*** Entries provided ***
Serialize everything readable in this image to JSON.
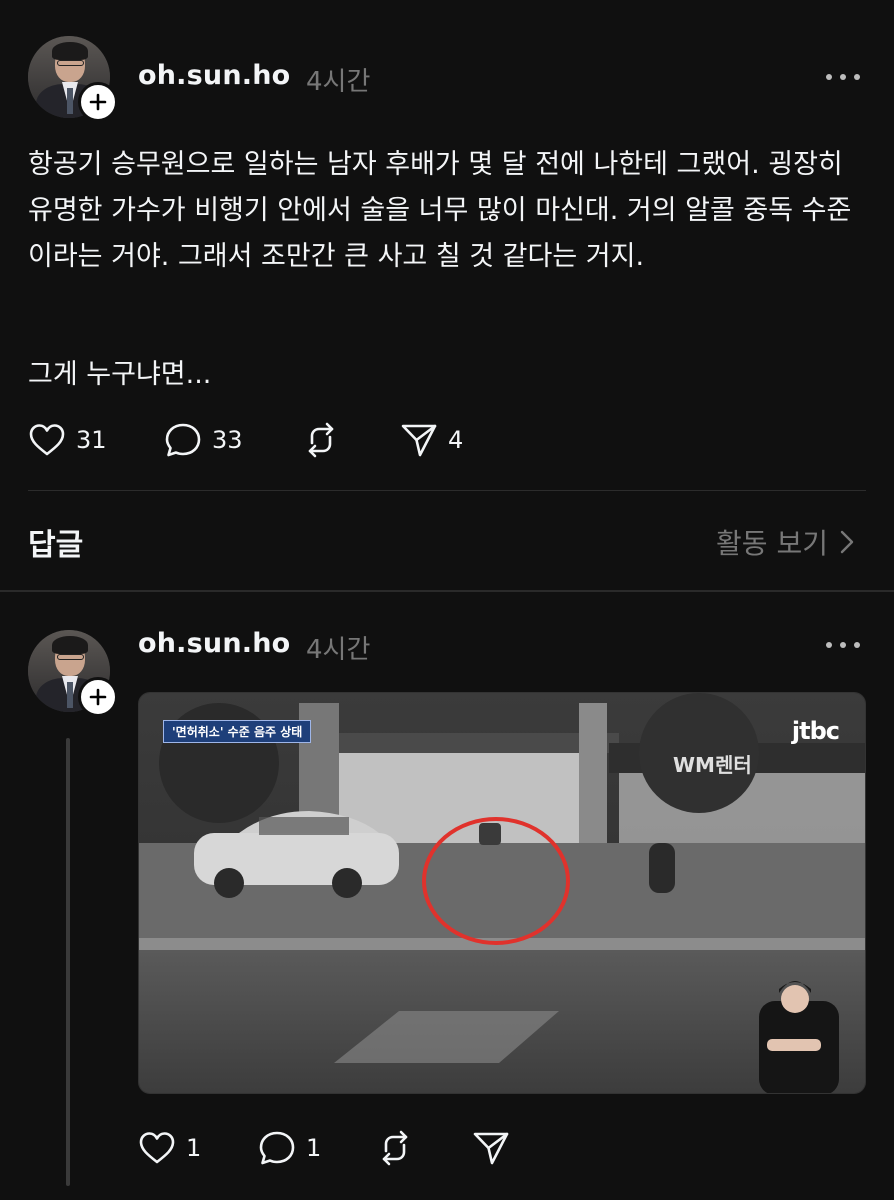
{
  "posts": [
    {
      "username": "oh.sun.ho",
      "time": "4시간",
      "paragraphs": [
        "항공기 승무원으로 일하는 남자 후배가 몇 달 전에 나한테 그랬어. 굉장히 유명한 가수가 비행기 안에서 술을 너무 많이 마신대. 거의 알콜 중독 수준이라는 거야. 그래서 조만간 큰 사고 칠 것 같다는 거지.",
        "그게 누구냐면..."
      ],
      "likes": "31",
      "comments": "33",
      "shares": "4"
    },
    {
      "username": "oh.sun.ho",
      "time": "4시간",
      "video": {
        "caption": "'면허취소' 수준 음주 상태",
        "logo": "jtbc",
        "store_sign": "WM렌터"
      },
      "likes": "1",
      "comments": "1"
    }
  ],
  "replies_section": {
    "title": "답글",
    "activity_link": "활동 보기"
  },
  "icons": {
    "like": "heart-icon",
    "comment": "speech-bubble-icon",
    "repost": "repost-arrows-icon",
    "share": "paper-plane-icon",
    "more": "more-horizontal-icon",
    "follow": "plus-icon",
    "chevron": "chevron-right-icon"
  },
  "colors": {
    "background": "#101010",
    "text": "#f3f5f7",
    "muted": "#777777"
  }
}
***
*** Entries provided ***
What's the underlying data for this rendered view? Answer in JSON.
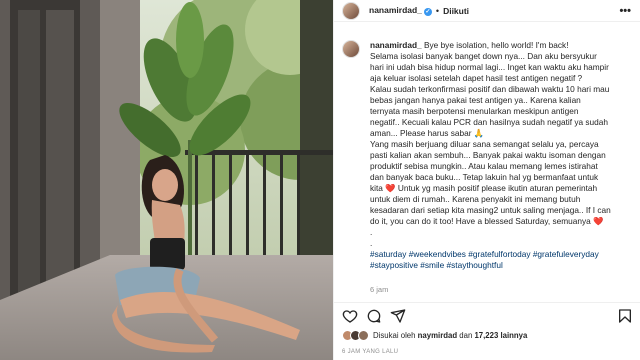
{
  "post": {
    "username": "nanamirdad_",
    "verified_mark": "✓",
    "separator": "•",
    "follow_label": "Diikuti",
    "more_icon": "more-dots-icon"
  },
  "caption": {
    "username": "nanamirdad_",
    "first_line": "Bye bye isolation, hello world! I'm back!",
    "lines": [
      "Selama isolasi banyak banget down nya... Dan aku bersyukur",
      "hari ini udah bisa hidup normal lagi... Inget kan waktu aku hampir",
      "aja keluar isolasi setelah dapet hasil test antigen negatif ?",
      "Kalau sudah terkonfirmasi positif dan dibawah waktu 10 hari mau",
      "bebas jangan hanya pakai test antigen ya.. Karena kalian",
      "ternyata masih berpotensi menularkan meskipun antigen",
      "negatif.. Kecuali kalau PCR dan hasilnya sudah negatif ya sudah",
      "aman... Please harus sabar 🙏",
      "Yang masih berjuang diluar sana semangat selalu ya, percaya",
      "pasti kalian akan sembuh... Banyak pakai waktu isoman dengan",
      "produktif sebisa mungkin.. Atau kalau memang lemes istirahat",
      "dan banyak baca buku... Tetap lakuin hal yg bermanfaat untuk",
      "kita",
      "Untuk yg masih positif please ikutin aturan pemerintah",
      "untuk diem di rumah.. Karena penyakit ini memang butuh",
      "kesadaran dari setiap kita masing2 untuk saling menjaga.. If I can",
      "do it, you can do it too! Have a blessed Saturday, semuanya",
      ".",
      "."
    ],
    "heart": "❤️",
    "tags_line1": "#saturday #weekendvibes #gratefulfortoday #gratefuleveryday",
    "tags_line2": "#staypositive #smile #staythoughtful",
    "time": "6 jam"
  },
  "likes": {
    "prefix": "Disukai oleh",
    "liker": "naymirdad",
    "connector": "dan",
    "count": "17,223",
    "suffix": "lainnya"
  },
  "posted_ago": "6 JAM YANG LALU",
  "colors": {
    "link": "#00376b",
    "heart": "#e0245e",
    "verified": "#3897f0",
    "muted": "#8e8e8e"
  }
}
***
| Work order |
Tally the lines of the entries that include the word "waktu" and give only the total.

| Result of the task |
3